Interest rates relative to inflation aren’t getting back to normal anytime soon.
That’s because institutions, including sovereign reserve managers, commercial banks, and pension funds are buying bonds for regulatory reasons or to match their future liabilities, breaking the relationship between a bond’s price and the underlying fundamentals, according to the newly formed Strategic Investment Advisory Group of J.P. Morgan Asset Management.
“Central banks have backed themselves into a corner from which they will be unable to retreat,” according to the group's inaugural research publication. “The bond vigilantes are now outgunned by the bond pacifists.” The Strategic Investment Advisory Group is made up of the firm’s veteran CIOs, portfolio managers, and strategists, across asset classes and is chaired by Michael Cembalest, chairman of market and investment strategy.
In the report, called “Getting Real About Rates: the post-war era of substantially positive real interest rates may be gone for good,” the manager detailed the reasons why the low or negative real interest rates are likely to persist for a long period of time.
For example, a weak recovery from the pandemic and an extended period of financial repression have forced real interest rates to deviate from where the Federal Reserve wants them to be. In the long term, the lack of a young workforce makes it hard for the U.S. government to reduce the current debt burden, which is conducive to depressed interest rates.
To adjust to the prolonged low-interest rate environment, institutional investors should consider investing in securitized credit, equities, and real assets, according to the report.
For fixed income investors, the traditional strategies that protect them from inflation, such as the treasury inflation-protected securities, are “less likely to work well today because they are offering low or negative real yields,” according to Jared Gross, head of institutional portfolio strategy at J.P. Morgan Asset Management. Instead, portfolio managers with the obligation to invest in fixed income should consider securitized credit backed by assets like cars, real estate, and mobile phone contracts because they are “linked to the health and credit of the American consumers.”
“We think the consumer balance sheet right now is quite healthy,” Gross said. “So securitized credit is a very interesting opportunity.”
Gross also noted that the current low-interest rate environment has made value stocks more attractive than growth stocks. In particular, companies with utility-like characteristics, such as wireless carriers and telecom companies, are a good source of return because their stock prices are less volatile.
“You might be receiving a nice, attractive dividend from a company with a high dividend stock, but the price changes can wipe out the gains from dividends very quickly,” Gross said.

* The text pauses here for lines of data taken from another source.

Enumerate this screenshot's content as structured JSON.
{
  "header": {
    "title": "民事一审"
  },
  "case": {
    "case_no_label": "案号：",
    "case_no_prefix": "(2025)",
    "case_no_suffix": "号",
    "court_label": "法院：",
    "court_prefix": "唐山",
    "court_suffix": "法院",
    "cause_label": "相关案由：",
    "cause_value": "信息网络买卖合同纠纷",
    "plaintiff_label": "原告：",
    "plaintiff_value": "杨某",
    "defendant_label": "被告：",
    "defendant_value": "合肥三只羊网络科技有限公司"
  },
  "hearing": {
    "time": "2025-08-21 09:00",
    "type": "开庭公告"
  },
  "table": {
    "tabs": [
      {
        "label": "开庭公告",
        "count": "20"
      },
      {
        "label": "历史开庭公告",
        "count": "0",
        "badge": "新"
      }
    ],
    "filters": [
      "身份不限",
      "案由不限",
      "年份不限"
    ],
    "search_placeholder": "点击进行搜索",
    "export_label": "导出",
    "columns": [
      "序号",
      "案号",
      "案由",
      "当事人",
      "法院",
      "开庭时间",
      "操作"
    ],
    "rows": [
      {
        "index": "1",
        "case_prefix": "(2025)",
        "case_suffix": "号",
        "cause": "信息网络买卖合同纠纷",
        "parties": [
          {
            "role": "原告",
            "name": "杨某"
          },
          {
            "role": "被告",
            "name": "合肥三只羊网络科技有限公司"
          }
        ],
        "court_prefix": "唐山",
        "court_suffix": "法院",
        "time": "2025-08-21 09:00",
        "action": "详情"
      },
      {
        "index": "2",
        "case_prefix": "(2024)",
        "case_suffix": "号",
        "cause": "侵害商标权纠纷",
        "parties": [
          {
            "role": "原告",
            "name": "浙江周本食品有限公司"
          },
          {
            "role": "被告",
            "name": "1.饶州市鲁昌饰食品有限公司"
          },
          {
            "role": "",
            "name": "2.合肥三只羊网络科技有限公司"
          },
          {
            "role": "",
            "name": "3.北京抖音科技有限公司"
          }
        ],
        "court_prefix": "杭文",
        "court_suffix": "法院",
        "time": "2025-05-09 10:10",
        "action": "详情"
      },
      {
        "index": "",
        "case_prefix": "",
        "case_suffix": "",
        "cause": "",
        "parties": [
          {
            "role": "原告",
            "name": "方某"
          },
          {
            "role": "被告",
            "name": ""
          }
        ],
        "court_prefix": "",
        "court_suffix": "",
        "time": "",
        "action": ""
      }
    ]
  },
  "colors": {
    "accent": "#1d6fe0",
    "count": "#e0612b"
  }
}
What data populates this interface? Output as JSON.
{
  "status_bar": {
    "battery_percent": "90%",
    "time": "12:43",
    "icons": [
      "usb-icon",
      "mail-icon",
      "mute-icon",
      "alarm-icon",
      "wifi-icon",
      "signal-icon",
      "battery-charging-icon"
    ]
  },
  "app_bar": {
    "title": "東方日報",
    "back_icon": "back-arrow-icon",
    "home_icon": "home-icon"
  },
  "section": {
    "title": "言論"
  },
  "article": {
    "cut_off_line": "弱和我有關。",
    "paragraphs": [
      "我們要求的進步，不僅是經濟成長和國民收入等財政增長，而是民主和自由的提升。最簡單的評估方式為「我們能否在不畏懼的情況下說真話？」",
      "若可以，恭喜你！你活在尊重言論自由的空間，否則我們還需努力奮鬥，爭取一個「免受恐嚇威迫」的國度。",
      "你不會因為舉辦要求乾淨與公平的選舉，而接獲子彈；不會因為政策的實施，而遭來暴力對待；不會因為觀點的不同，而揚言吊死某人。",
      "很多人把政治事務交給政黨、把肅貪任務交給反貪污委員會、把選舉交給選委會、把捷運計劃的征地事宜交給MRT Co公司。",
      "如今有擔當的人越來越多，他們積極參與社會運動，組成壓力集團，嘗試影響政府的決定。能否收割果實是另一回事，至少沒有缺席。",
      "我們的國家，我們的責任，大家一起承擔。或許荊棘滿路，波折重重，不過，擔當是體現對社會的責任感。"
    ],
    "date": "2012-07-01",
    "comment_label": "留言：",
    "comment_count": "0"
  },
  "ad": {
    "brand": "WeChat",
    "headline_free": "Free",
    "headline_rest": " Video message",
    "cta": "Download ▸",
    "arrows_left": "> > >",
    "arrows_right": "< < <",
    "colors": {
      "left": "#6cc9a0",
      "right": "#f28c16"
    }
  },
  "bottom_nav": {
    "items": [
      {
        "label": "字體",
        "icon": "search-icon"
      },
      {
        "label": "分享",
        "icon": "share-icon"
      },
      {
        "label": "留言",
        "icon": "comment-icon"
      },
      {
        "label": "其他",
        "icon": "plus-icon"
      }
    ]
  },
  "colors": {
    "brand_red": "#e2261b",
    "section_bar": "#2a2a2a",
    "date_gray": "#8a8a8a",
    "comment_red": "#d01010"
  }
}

Lastly, the report points out that institutional investors should consider investing in “core” real assets that offer stable real yields, such as real estate, infrastructure, natural resources, and transportation.
“They have relatively low correlations to traditional stocks and bonds, and that is what really makes them compelling,” Gross said.
Although these alternative assets are less liquid compared to traditional stocks and bonds, they deliver the returns that investors need in the low-interest rate environment, according to Gross.
“Most investors do have room to take on additional illiquidity,” Gross said. “In a market environment such as this one, where public liquid markets simply are unlikely to deliver returns that investors need, you have to do something.”
To conclude, the overarching investment strategy in the low-interest rate environment is to “own cash flows that rise with nominal GDP,” Gross said.
“Investors seeking to maintain and grow the purchasing power of their portfolios in such a world do have choices, if they’ re prepared to embrace the full spectrum of fixed income and hybrid assets, dividend-paying stocks and core real assets,” the report said.